GD:Your recent biography includes major exhibitions such asAlphabet City, your first retrospective at Le Magasin in Grenoble (France) in 2007. You now participate at the second Athens Biennale, under the generic titleHeaven. How did you approach this proposal, in the context of the recurrent ideas of disaster, surrender and survival in your work?


LH:I love the title "Heaven" in addition to the previous one: "Destroy Athens!" They make such an odd couple. Who thought of this? Were there the same people responsible for both titles? It's really strange when you think about it. My disasters are mostly beautiful and deliberating catastrophes. They are transitions from one possibility to another and just mark a moment in between. I find these always the most interesting when one ideological construction falls and there is this moment of non-definition before something new imposes itself. It feels like a crack in the floor where light shines through. It has a circular form that goes all the way to the bottom of things. It seems that all affections, names, etcetera… are slipping off the surface and everything shows itself naked and bare for a second in its genuine naivety.


GD:Υou are now based in Berlin after many years in Cologne. Does this change have any impact on your work? What are your plans for the upcoming year?

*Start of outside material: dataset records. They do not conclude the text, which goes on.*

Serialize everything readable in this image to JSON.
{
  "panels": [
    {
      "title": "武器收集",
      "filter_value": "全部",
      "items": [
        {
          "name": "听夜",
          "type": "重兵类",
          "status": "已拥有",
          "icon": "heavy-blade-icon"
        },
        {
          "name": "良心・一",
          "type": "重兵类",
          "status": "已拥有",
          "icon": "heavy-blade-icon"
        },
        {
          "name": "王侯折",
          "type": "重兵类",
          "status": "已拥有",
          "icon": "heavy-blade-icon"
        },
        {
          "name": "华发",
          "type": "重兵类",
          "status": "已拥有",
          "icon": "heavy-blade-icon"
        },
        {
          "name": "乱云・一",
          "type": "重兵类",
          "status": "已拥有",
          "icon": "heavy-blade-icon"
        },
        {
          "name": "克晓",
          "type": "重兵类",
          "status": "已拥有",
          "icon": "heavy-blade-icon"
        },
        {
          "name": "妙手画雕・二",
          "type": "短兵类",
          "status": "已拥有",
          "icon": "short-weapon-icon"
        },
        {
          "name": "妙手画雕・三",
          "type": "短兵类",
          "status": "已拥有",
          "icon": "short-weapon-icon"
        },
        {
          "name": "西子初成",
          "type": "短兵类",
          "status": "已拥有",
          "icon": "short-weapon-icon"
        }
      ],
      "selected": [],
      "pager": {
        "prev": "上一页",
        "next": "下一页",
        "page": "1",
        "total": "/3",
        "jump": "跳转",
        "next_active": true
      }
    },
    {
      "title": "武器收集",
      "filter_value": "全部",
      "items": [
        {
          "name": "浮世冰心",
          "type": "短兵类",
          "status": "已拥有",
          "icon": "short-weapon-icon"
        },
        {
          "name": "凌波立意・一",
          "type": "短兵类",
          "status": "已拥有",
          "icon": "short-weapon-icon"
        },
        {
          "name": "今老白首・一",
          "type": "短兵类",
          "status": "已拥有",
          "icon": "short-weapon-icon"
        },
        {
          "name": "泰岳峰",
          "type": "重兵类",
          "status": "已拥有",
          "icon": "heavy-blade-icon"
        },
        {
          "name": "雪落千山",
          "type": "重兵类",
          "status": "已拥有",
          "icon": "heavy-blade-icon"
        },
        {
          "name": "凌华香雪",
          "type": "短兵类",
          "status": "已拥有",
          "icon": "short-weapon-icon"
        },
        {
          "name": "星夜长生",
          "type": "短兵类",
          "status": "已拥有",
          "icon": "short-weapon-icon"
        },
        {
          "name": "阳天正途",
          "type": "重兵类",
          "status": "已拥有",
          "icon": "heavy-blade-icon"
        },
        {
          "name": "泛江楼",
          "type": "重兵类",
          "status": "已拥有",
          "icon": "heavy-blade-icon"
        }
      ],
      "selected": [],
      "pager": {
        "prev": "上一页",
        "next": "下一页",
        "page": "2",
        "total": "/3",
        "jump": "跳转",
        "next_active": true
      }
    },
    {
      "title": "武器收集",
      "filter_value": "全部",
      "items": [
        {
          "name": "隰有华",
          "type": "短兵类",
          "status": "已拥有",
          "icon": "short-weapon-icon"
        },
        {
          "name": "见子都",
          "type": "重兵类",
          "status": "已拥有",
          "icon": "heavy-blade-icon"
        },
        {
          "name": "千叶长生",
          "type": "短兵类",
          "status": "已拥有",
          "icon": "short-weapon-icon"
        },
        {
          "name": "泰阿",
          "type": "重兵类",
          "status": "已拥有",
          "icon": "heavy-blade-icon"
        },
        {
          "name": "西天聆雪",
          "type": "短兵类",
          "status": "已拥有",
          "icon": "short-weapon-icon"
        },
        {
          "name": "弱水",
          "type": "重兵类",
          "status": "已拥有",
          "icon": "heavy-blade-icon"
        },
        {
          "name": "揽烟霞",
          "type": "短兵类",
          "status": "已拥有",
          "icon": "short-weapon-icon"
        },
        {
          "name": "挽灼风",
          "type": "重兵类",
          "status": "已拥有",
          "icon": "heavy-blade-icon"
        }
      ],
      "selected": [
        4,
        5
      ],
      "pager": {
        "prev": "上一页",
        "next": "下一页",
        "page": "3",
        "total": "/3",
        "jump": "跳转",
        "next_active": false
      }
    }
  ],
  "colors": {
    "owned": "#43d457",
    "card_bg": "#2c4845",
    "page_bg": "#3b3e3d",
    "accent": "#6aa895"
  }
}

LH:Berlin is a strange place these days. Nobody speaks any German. Everything is international. It is sometimes frightening and it often makes me feel paranoid. But, as usual, the downside of one thing can be the benefit. You can't feel at home in Berlin in the sense that you think that you belong in the city and the city belongs to you. Berlin doesn't belong to anyone. And because there is no money, there is no hierarchy. If Berlin has changed my work in any way, than probably that I regard doing art as less special now than back in Cologne. Everyone's an artist here. In Cologne we were princes, here we are paupers (laughs).



  1. Kaputt und die Folgen, solo exhibition at Robert Prime, London 1999.
  2. Bob Dylan, Man in a long black coat, 1989.
  3. In cataloguePropaganda, ICA London, 2002
  4. In catalogue Alphabet City, Le Magasin, 2007.
  5. Unlimited contemporary art, Athens, 2004.
  6. February - March 2009.


 view the interview & images in Kaput.06